MATERIALS: ashlar, granite, slate roof, leaded dome. Edwardian Mannerist.
PLAN: rectangular building on south side of South Parade, three storeys and attic; former banking hall on ground floor, offices and residential accommodation on upper floors. Secondary entrance to King Street side elevation with staircase to rear of building.
EXTERIOR: front elevation of three bays. Central square tower with dentil cornice and octagonal stone lantern with leaded cupola missing original finial, lantern flanked by four giant seated female allegorical figures. Ground floor has rusticated granite plinth with smooth granite band to sill level. Central round-arched doorway with moulded hoodmould and giant keystone, heavily chamfered granite reveals, fielded panel double doors with lintel and semi-circular overlight. Large rectangular window to each side with decorative glazing bars. First and second floors articulated by giant pilasters culminating in segmental pediment to each side of central tower. Rectangular first-floor casements with glazed double doors open onto shallow balconies with curved iron balcony balustrades. Central casement has circular stone plaque above (probably originally supporting bank name plaque), both set in elongated doorcase of engaged columns with broken-base triangular pediment. Above pediment is relief carving of two allegorical figures representing Justice, one holding scales and the other a sword, seated to either side of small circular window with laurel wreath frame. Narrow rectangular window to tower above with elongated keystone and giant dentils. Round-headed second-floor windows in two outer bays with aprons carved with Art Nouveau cartouches. Seated on the round-headed window heads are two further pairs of allegorical figures representing the Arts; the left pair represent an artist with palette and brush and a musician holding a lyre; the right pair represent an architect holding a model of a building similar in appearance to the bank, and a sculptor holding a small statue. Between the figures are shields bearing a coat of arms with three diagonal stripes and a sailing ship. Within the segmental pediments above are small casement windows.
East side elevation similarly detailed, with giant pilasters. Three storeys with two single-storey bays to left; doorway in left-hand bay with granite architrave, square casement window above with giant dentil over with elongated cartouche and ribbon with relief initials UBM.
INTERIOR: former banking hall retains two square columns and a pilaster to the rear faced in dark grey marble, now partially painted.
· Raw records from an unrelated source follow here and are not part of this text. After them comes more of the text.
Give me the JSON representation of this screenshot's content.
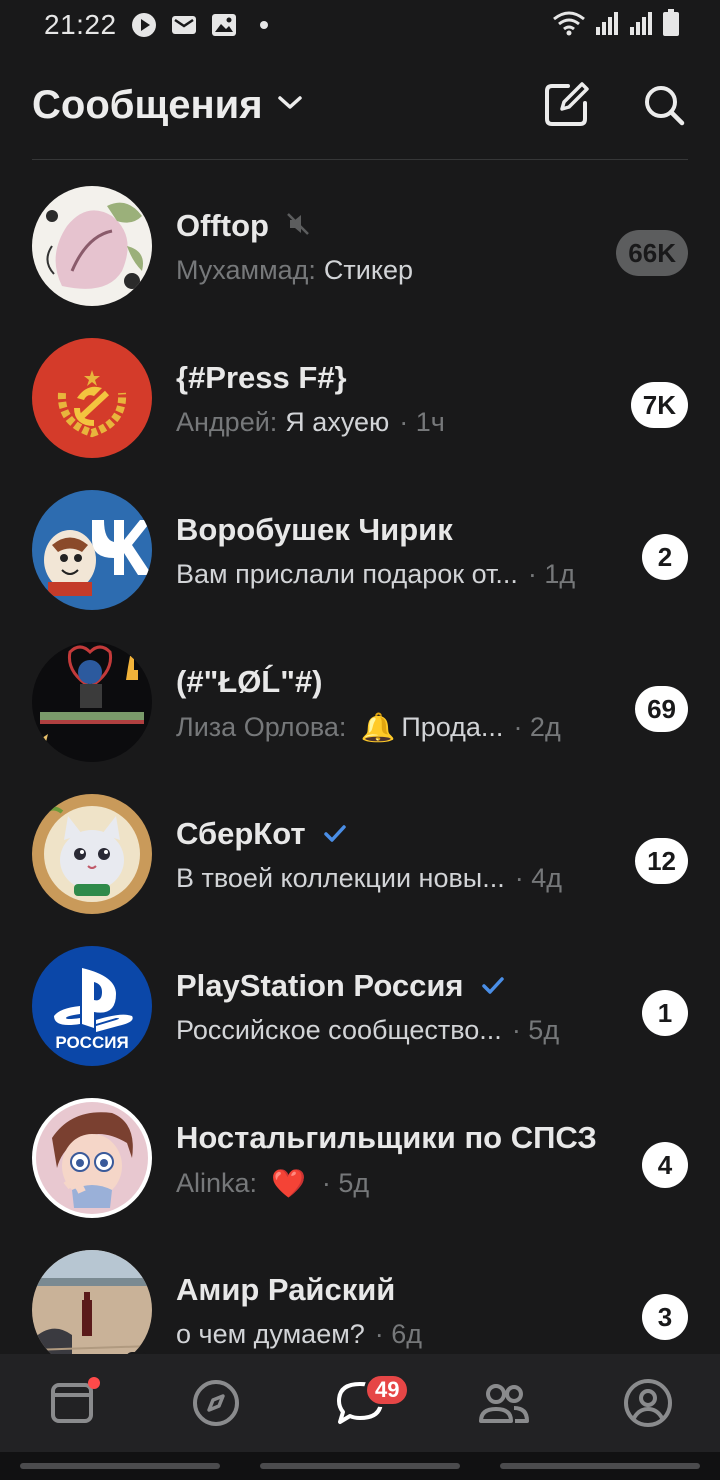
{
  "status_bar": {
    "time": "21:22",
    "left_icons": [
      "play-icon",
      "mail-icon",
      "image-icon",
      "dot-icon"
    ],
    "right_icons": [
      "wifi-icon",
      "signal-icon",
      "signal-icon",
      "battery-icon"
    ]
  },
  "header": {
    "title": "Сообщения",
    "dropdown_icon": "chevron-down-icon",
    "compose_icon": "compose-icon",
    "search_icon": "search-icon"
  },
  "chats": [
    {
      "name": "Offtop",
      "muted": true,
      "author": "Мухаммад:",
      "text": "Стикер",
      "time": "",
      "badge": "66K",
      "badge_muted": true
    },
    {
      "name": "{#Press F#}",
      "author": "Андрей:",
      "text": "Я ахуею",
      "time": "· 1ч",
      "badge": "7K"
    },
    {
      "name": "Воробушек Чирик",
      "author": "",
      "text": "Вам прислали подарок от...",
      "time": "· 1д",
      "badge": "2"
    },
    {
      "name": "(#\"ŁØĹ\"#)",
      "author": "Лиза Орлова:",
      "emoji": "🔔",
      "text": "Прода...",
      "time": "· 2д",
      "badge": "69"
    },
    {
      "name": "СберКот",
      "verified": true,
      "author": "",
      "text": "В твоей коллекции новы...",
      "time": "· 4д",
      "badge": "12"
    },
    {
      "name": "PlayStation Россия",
      "verified": true,
      "author": "",
      "text": "Российское сообщество...",
      "time": "· 5д",
      "badge": "1"
    },
    {
      "name": "Ностальгильщики по СПСЗ",
      "author": "Alinka:",
      "emoji": "❤️",
      "text": "",
      "time": "· 5д",
      "badge": "4"
    },
    {
      "name": "Амир Райский",
      "author": "",
      "text": "о чем думаем?",
      "time": "· 6д",
      "badge": "3"
    }
  ],
  "avatar_text": {
    "ps_caption": "РОССИЯ"
  },
  "bottom_nav": {
    "items": [
      "news-icon",
      "discover-icon",
      "messages-icon",
      "friends-icon",
      "profile-icon"
    ],
    "messages_badge": "49"
  },
  "colors": {
    "background": "#19191a",
    "badge_bg": "#ffffff",
    "badge_muted_bg": "#5c5d5e",
    "accent": "#4a8ee6",
    "notification": "#e64646"
  }
}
Modern bar counter. Two front rooms on first floor, with painted metal beams supported on two columns. Chimney breast in each room, fireplaces removed. Landing with concrete dogleg staircase with plain metal balustrades to upper floors; residential accommodation not inspected. Basement strong room with solid strong-room door and inner iron-bar door.
Source: English Heritage
Listed building text is © Crown Copyright. Reproduced under licence.